:: What to do ::
Leaving the pictures aside, repeat each line below exactly.

:: The records ::

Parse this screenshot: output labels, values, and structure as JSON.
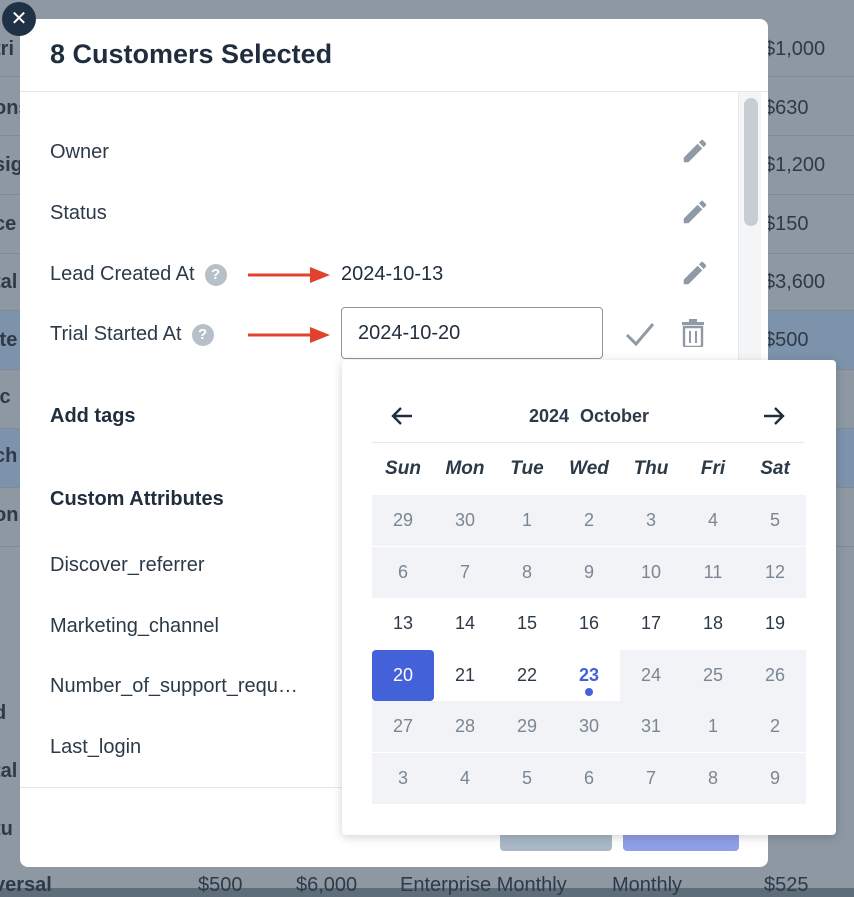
{
  "background": {
    "rows": [
      {
        "name": "tri",
        "price": "$1,000"
      },
      {
        "name": "ons",
        "price": "$630"
      },
      {
        "name": "sig",
        "price": "$1,200"
      },
      {
        "name": "ce",
        "price": "$150"
      },
      {
        "name": "tal",
        "price": "$3,600"
      },
      {
        "name": "ite",
        "price": "$500"
      },
      {
        "name": "ic",
        "price": ""
      },
      {
        "name": "ch",
        "price": ""
      },
      {
        "name": "on",
        "price": ""
      }
    ],
    "lower_names": [
      "d",
      "tal",
      "tu"
    ],
    "last_row": {
      "name": "versal",
      "col1": "$500",
      "col2": "$6,000",
      "col3": "Enterprise Monthly",
      "col4": "Monthly",
      "col5": "$525"
    }
  },
  "modal": {
    "title": "8 Customers Selected",
    "close_label": "✕",
    "fields": {
      "owner": "Owner",
      "status": "Status",
      "lead_created_at": "Lead Created At",
      "lead_created_value": "2024-10-13",
      "trial_started_at": "Trial Started At",
      "trial_started_value": "2024-10-20",
      "help": "?"
    },
    "add_tags": "Add tags",
    "custom_attributes": {
      "heading": "Custom Attributes",
      "items": [
        "Discover_referrer",
        "Marketing_channel",
        "Number_of_support_requ…",
        "Last_login"
      ]
    }
  },
  "calendar": {
    "year": "2024",
    "month": "October",
    "weekdays": [
      "Sun",
      "Mon",
      "Tue",
      "Wed",
      "Thu",
      "Fri",
      "Sat"
    ],
    "weeks": [
      [
        "29",
        "30",
        "1",
        "2",
        "3",
        "4",
        "5"
      ],
      [
        "6",
        "7",
        "8",
        "9",
        "10",
        "11",
        "12"
      ],
      [
        "13",
        "14",
        "15",
        "16",
        "17",
        "18",
        "19"
      ],
      [
        "20",
        "21",
        "22",
        "23",
        "24",
        "25",
        "26"
      ],
      [
        "27",
        "28",
        "29",
        "30",
        "31",
        "1",
        "2"
      ],
      [
        "3",
        "4",
        "5",
        "6",
        "7",
        "8",
        "9"
      ]
    ],
    "selected": "20",
    "today": "23"
  },
  "colors": {
    "accent": "#4361d9",
    "arrow": "#e2412e",
    "icon": "#8f9aa6"
  }
}
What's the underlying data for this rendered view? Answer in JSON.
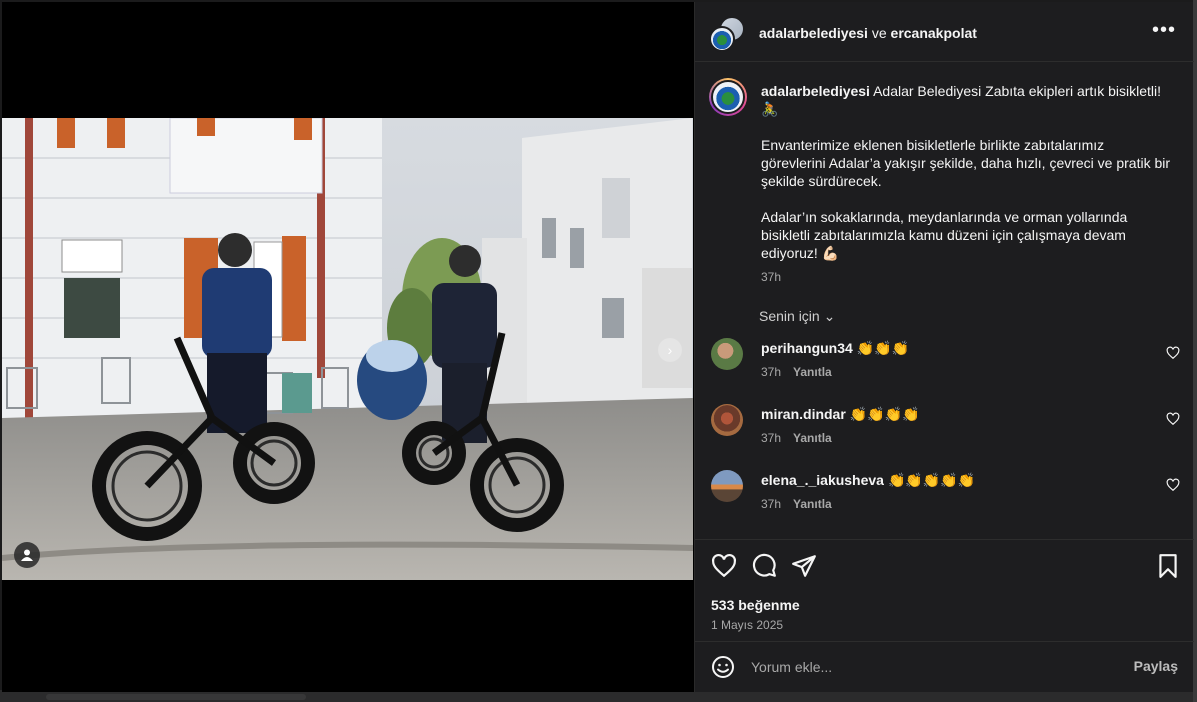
{
  "header": {
    "author": "adalarbelediyesi",
    "connector": "ve",
    "collaborator": "ercanakpolat",
    "more_label": "•••"
  },
  "caption": {
    "username": "adalarbelediyesi",
    "line1": "Adalar Belediyesi Zabıta ekipleri artık bisikletli! 🚴",
    "paragraph2": "Envanterimize eklenen bisikletlerle birlikte zabıtalarımız görevlerini Adalar’a yakışır şekilde, daha hızlı, çevreci ve pratik bir şekilde sürdürecek.",
    "paragraph3": "Adalar’ın sokaklarında, meydanlarında ve orman yollarında bisikletli zabıtalarımızla kamu düzeni için çalışmaya devam ediyoruz! 💪🏻",
    "time": "37h"
  },
  "for_you": {
    "label": "Senin için",
    "chevron": "⌄"
  },
  "comments": [
    {
      "username": "perihangun34",
      "text": "👏👏👏",
      "time": "37h",
      "reply": "Yanıtla"
    },
    {
      "username": "miran.dindar",
      "text": "👏👏👏👏",
      "time": "37h",
      "reply": "Yanıtla"
    },
    {
      "username": "elena_._iakusheva",
      "text": "👏👏👏👏👏",
      "time": "37h",
      "reply": "Yanıtla"
    }
  ],
  "actions": {
    "likes": "533 beğenme",
    "date": "1 Mayıs 2025"
  },
  "comment_bar": {
    "placeholder": "Yorum ekle...",
    "share_label": "Paylaş"
  },
  "icons": {
    "more": "more-icon",
    "like": "heart-icon",
    "comment": "comment-icon",
    "share": "send-icon",
    "save": "bookmark-icon",
    "emoji": "emoji-icon",
    "user_tag": "user-tag-icon"
  }
}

:: Response box ::
Parse this screenshot: output labels, values, and structure as JSON.
{
  "background": {
    "rows": [
      {
        "name": "tri",
        "price": "$1,000"
      },
      {
        "name": "ons",
        "price": "$630"
      },
      {
        "name": "sig",
        "price": "$1,200"
      },
      {
        "name": "ce",
        "price": "$150"
      },
      {
        "name": "tal",
        "price": "$3,600"
      },
      {
        "name": "ite",
        "price": "$500"
      },
      {
        "name": "ic",
        "price": ""
      },
      {
        "name": "ch",
        "price": ""
      },
      {
        "name": "on",
        "price": ""
      }
    ],
    "lower_names": [
      "d",
      "tal",
      "tu"
    ],
    "last_row": {
      "name": "versal",
      "col1": "$500",
      "col2": "$6,000",
      "col3": "Enterprise Monthly",
      "col4": "Monthly",
      "col5": "$525"
    }
  },
  "modal": {
    "title": "8 Customers Selected",
    "close_label": "✕",
    "fields": {
      "owner": "Owner",
      "status": "Status",
      "lead_created_at": "Lead Created At",
      "lead_created_value": "2024-10-13",
      "trial_started_at": "Trial Started At",
      "trial_started_value": "2024-10-20",
      "help": "?"
    },
    "add_tags": "Add tags",
    "custom_attributes": {
      "heading": "Custom Attributes",
      "items": [
        "Discover_referrer",
        "Marketing_channel",
        "Number_of_support_requ…",
        "Last_login"
      ]
    }
  },
  "calendar": {
    "year": "2024",
    "month": "October",
    "weekdays": [
      "Sun",
      "Mon",
      "Tue",
      "Wed",
      "Thu",
      "Fri",
      "Sat"
    ],
    "weeks": [
      [
        "29",
        "30",
        "1",
        "2",
        "3",
        "4",
        "5"
      ],
      [
        "6",
        "7",
        "8",
        "9",
        "10",
        "11",
        "12"
      ],
      [
        "13",
        "14",
        "15",
        "16",
        "17",
        "18",
        "19"
      ],
      [
        "20",
        "21",
        "22",
        "23",
        "24",
        "25",
        "26"
      ],
      [
        "27",
        "28",
        "29",
        "30",
        "31",
        "1",
        "2"
      ],
      [
        "3",
        "4",
        "5",
        "6",
        "7",
        "8",
        "9"
      ]
    ],
    "selected": "20",
    "today": "23"
  },
  "colors": {
    "accent": "#4361d9",
    "arrow": "#e2412e",
    "icon": "#8f9aa6"
  }
}
What's the underlying data for this rendered view? Answer in JSON.
{
  "header": {
    "author": "adalarbelediyesi",
    "connector": "ve",
    "collaborator": "ercanakpolat",
    "more_label": "•••"
  },
  "caption": {
    "username": "adalarbelediyesi",
    "line1": "Adalar Belediyesi Zabıta ekipleri artık bisikletli! 🚴",
    "paragraph2": "Envanterimize eklenen bisikletlerle birlikte zabıtalarımız görevlerini Adalar’a yakışır şekilde, daha hızlı, çevreci ve pratik bir şekilde sürdürecek.",
    "paragraph3": "Adalar’ın sokaklarında, meydanlarında ve orman yollarında bisikletli zabıtalarımızla kamu düzeni için çalışmaya devam ediyoruz! 💪🏻",
    "time": "37h"
  },
  "for_you": {
    "label": "Senin için",
    "chevron": "⌄"
  },
  "comments": [
    {
      "username": "perihangun34",
      "text": "👏👏👏",
      "time": "37h",
      "reply": "Yanıtla"
    },
    {
      "username": "miran.dindar",
      "text": "👏👏👏👏",
      "time": "37h",
      "reply": "Yanıtla"
    },
    {
      "username": "elena_._iakusheva",
      "text": "👏👏👏👏👏",
      "time": "37h",
      "reply": "Yanıtla"
    }
  ],
  "actions": {
    "likes": "533 beğenme",
    "date": "1 Mayıs 2025"
  },
  "comment_bar": {
    "placeholder": "Yorum ekle...",
    "share_label": "Paylaş"
  },
  "icons": {
    "more": "more-icon",
    "like": "heart-icon",
    "comment": "comment-icon",
    "share": "send-icon",
    "save": "bookmark-icon",
    "emoji": "emoji-icon",
    "user_tag": "user-tag-icon"
  }
}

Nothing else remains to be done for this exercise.